Health literacy can be defined as one’s ability to understand and use health information to make informed decisions about their health. However, millions of people around the world lack the necessary health literacy skills to navigate the healthcare system effectively. This can lead to poor health outcomes, lower quality of life, and higher healthcare costs.
Overcoming health illiteracy is crucial to empowering patients and improving health outcomes. Here are some of the ways in which health illiteracy can be overcome:
1. Educating patients
Healthcare professionals and organizations can educate patients about their health conditions and treatment options in plain, jargon-free language. Patients can also be given access to reliable sources of health information, such as online resources and patient education materials.
2. Simplifying health information
Healthcare organizations can simplify health information using easy-to-read texts, graphics, and videos. This can help patients to understand their conditions, medications, and treatment plans better.
3. Collaborating with healthcare providers
Patients can benefit from collaborating with healthcare professionals to manage their health conditions. Collaborative care, which involves multiple healthcare providers, can help patients to receive more comprehensive care and can improve health outcomes.
4. Engaging patients
Patients can be empowered to take an active role in managing their health by engaging them in their care. This can involve setting goals, tracking progress, and receiving support from healthcare professionals.
5. Addressing cultural and social factors
Health literacy can be affected by cultural and social factors. Healthcare organizations can address these factors by providing culturally sensitive care and addressing social determinants of health, such as income, education, and housing.

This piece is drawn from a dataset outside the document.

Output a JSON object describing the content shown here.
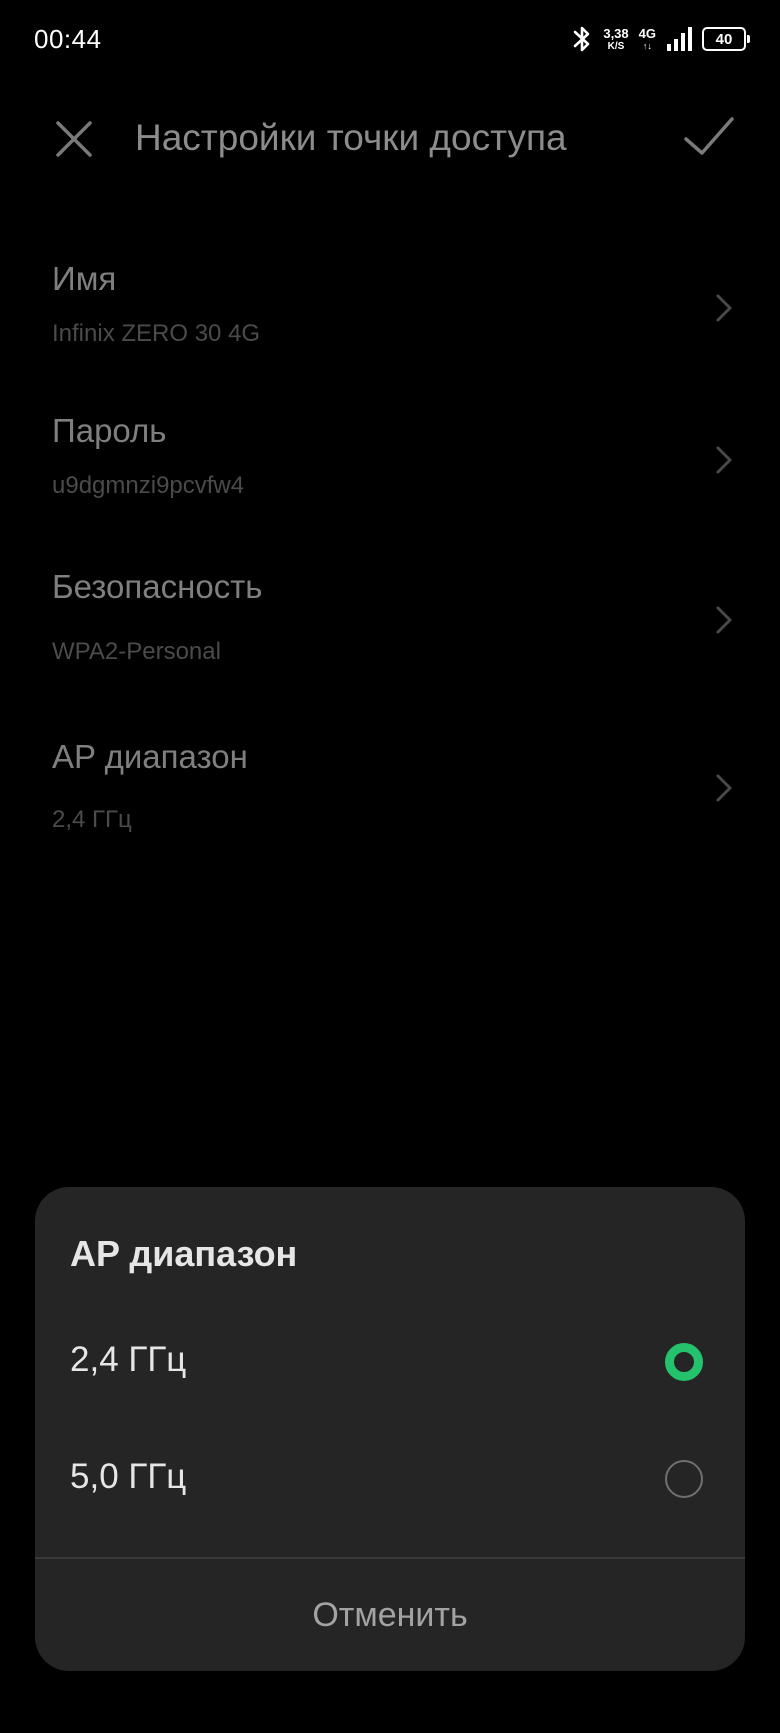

Improving health literacy is essential to ensuring that patients can make informed decisions about their health and receive effective healthcare. By addressing health illiteracy, healthcare organizations can empower patients, improve health outcomes, and reduce healthcare costs.